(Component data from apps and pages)
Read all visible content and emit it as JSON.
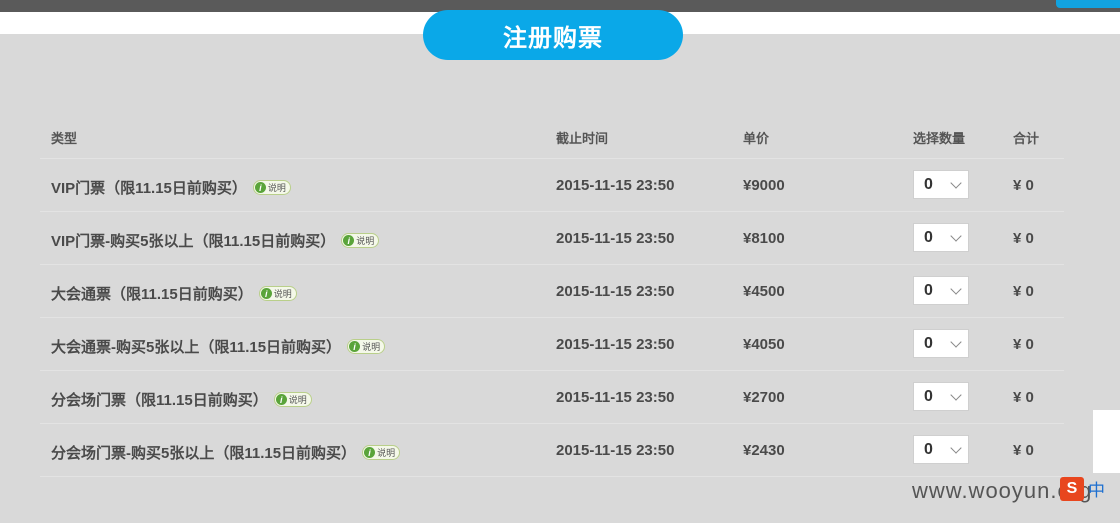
{
  "header": {
    "register_button": "注册购票"
  },
  "table": {
    "columns": {
      "type": "类型",
      "deadline": "截止时间",
      "price": "单价",
      "quantity": "选择数量",
      "total": "合计"
    },
    "info_label": "说明",
    "info_icon": "i",
    "rows": [
      {
        "type": "VIP门票（限11.15日前购买）",
        "deadline": "2015-11-15 23:50",
        "price": "¥9000",
        "qty": "0",
        "total": "¥ 0"
      },
      {
        "type": "VIP门票-购买5张以上（限11.15日前购买）",
        "deadline": "2015-11-15 23:50",
        "price": "¥8100",
        "qty": "0",
        "total": "¥ 0"
      },
      {
        "type": "大会通票（限11.15日前购买）",
        "deadline": "2015-11-15 23:50",
        "price": "¥4500",
        "qty": "0",
        "total": "¥ 0"
      },
      {
        "type": "大会通票-购买5张以上（限11.15日前购买）",
        "deadline": "2015-11-15 23:50",
        "price": "¥4050",
        "qty": "0",
        "total": "¥ 0"
      },
      {
        "type": "分会场门票（限11.15日前购买）",
        "deadline": "2015-11-15 23:50",
        "price": "¥2700",
        "qty": "0",
        "total": "¥ 0"
      },
      {
        "type": "分会场门票-购买5张以上（限11.15日前购买）",
        "deadline": "2015-11-15 23:50",
        "price": "¥2430",
        "qty": "0",
        "total": "¥ 0"
      }
    ]
  },
  "overlay": {
    "watermark": "www.wooyun.org",
    "ime_logo": "S",
    "ime_mode": "中"
  },
  "colors": {
    "accent": "#0aa8e8",
    "background": "#d9d9d9",
    "info_green": "#5aa43a"
  }
}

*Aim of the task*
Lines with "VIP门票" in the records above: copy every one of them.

*Solution*
        "type": "VIP门票（限11.15日前购买）",
        "type": "VIP门票-购买5张以上（限11.15日前购买）",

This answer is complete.